Please note that individual responses to sweet potatoes may vary, and it's important for individuals with diabetes or those concerned about their blood sugar levels to monitor their intake and consult with a healthcare professional or registered dietitian for personalized guidance. Balancing sweet potato consumption with other components of the diet and maintaining portion control is essential for optimizing their benefits.

The Takeaway 

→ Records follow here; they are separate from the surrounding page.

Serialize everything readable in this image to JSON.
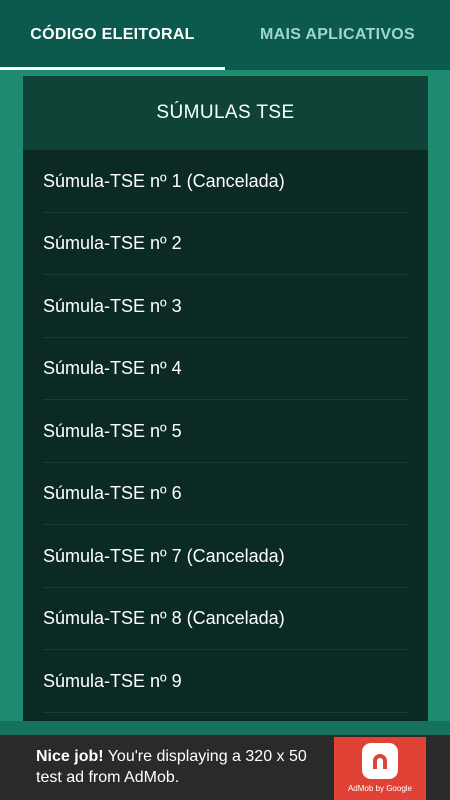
{
  "tabs": [
    {
      "label": "CÓDIGO ELEITORAL",
      "active": true
    },
    {
      "label": "MAIS APLICATIVOS",
      "active": false
    }
  ],
  "panel": {
    "title": "SÚMULAS TSE",
    "items": [
      "Súmula-TSE nº 1 (Cancelada)",
      "Súmula-TSE nº 2",
      "Súmula-TSE nº 3",
      "Súmula-TSE nº 4",
      "Súmula-TSE nº 5",
      "Súmula-TSE nº 6",
      "Súmula-TSE nº 7 (Cancelada)",
      "Súmula-TSE nº 8 (Cancelada)",
      "Súmula-TSE nº 9"
    ]
  },
  "ad": {
    "headline": "Nice job!",
    "body": " You're displaying a 320 x 50 test ad from AdMob.",
    "logo_caption": "AdMob by Google",
    "logo_icon": "admob-icon"
  },
  "colors": {
    "tabbar": "#0b5a4d",
    "background": "#1e8a70",
    "panel": "#0b2a24",
    "panel_header": "#0f4338",
    "ad_logo": "#e04336"
  }
}
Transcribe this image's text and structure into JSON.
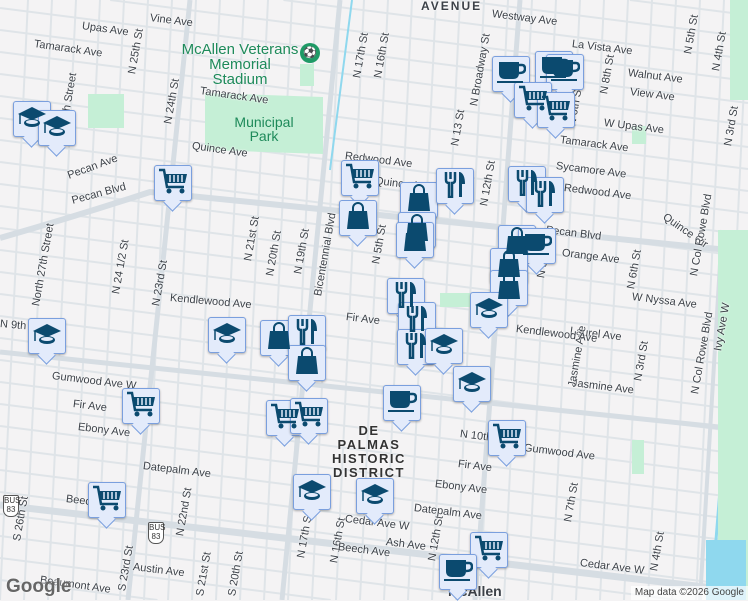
{
  "map": {
    "poi": {
      "stadium": "McAllen Veterans Memorial Stadium",
      "park": "Municipal Park",
      "district": "DE PALMAS HISTORIC DISTRICT",
      "downtown": "McAllen",
      "area": "AVENUE"
    },
    "streets": [
      "Vine Ave",
      "Upas Ave",
      "Tamarack Ave",
      "N 25th St",
      "N 24th St",
      "Tamarack Ave",
      "Quince Ave",
      "Pecan Ave",
      "Pecan Blvd",
      "27th Street",
      "North 27th Street",
      "N 24 1/2 St",
      "N 23rd St",
      "N 21st St",
      "N 20th St",
      "N 19th St",
      "Bicentennial Blvd",
      "Kendlewood Ave",
      "Redwood Ave",
      "Quince Ave",
      "N 17th St",
      "N 16th St",
      "Westway Ave",
      "La Vista Ave",
      "Walnut Ave",
      "View Ave",
      "W Upas Ave",
      "Tamarack Ave",
      "Sycamore Ave",
      "Redwood Ave",
      "N Broadway St",
      "N 13 St",
      "N 12th St",
      "N 8th St",
      "N 5th St",
      "N 4th St",
      "N 3rd St",
      "Quince Cir",
      "Pecan Blvd",
      "Orange Ave",
      "W Nyssa Ave",
      "N 6th St",
      "N Col Rowe Blvd",
      "Laurel Ave",
      "Jasmine Ave",
      "Gumwood Ave W",
      "Fir Ave",
      "Ebony Ave",
      "Datepalm Ave",
      "Beech Ave",
      "S 26th St",
      "S 23rd St",
      "Austin Ave",
      "Beaumont Ave",
      "N 22nd St",
      "S 21st St",
      "S 20th St",
      "N 17th St",
      "N 16th St",
      "Beech Ave",
      "Cedar Ave W",
      "Ash Ave",
      "N 12th St",
      "Gumwood Ave",
      "Fir Ave",
      "Ebony Ave",
      "Datepalm Ave",
      "N 7th St",
      "N 4th St",
      "Cedar Ave W",
      "N 8th St",
      "Jasmine Ave",
      "Kendlewood Ave",
      "Fir Ave",
      "N 10th St",
      "N 5th St",
      "N 3rd St",
      "N Col Rowe Blvd",
      "Ivy Ave W",
      "N 9th St",
      "N 6th St"
    ],
    "shields": [
      "BUS 83",
      "BUS 83"
    ],
    "markers": [
      "education",
      "education",
      "grocery",
      "grocery",
      "shopping",
      "shopping",
      "restaurant",
      "shopping",
      "shopping",
      "restaurant",
      "restaurant",
      "cafe",
      "cafe",
      "cafe",
      "grocery",
      "grocery",
      "shopping",
      "cafe",
      "shopping",
      "shopping",
      "education",
      "restaurant",
      "restaurant",
      "restaurant",
      "education",
      "education",
      "cafe",
      "grocery",
      "education",
      "education",
      "shopping",
      "restaurant",
      "shopping",
      "grocery",
      "grocery",
      "grocery",
      "education",
      "education",
      "grocery",
      "grocery",
      "cafe"
    ],
    "logo": "Google",
    "attribution": "Map data ©2026 Google"
  },
  "colors": {
    "marker_fill": "#e3ebfb",
    "marker_border": "#7a9fde",
    "icon": "#0b4a6f",
    "park": "#c5efd6",
    "road": "#d6dde3",
    "water": "#8fd8ee"
  }
}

In the world of diabetes management, sweet potatoes shine as a flavorful and nutritious asset. Their low glycemic index, high fiber content, and impressive nutrient profile establish them as a valuable addition to a diabetes-conscious diet. From supporting stable blood sugar levels and boosting insulin sensitivity to promoting heart health and overall well-being, sweet potatoes prove their worth.

Whether enjoyed as a side dish, in creative recipes, or even as a snack such as Jackson's kettle-cooked sweet potato chips cooked in premium oils like avocado and coconut oil, these root vegetables offer versatility and taste that can elevate the journey toward healthier living for individuals with diabetes. As with any dietary choice, moderation and consultation with healthcare professionals are key, ensuring that sweet potatoes continue to play a wholesome and satisfying role in the pursuit of balanced health.

Find Jackson's kettle-cooked chips in-store including Kroger, Costco and Wholefoods.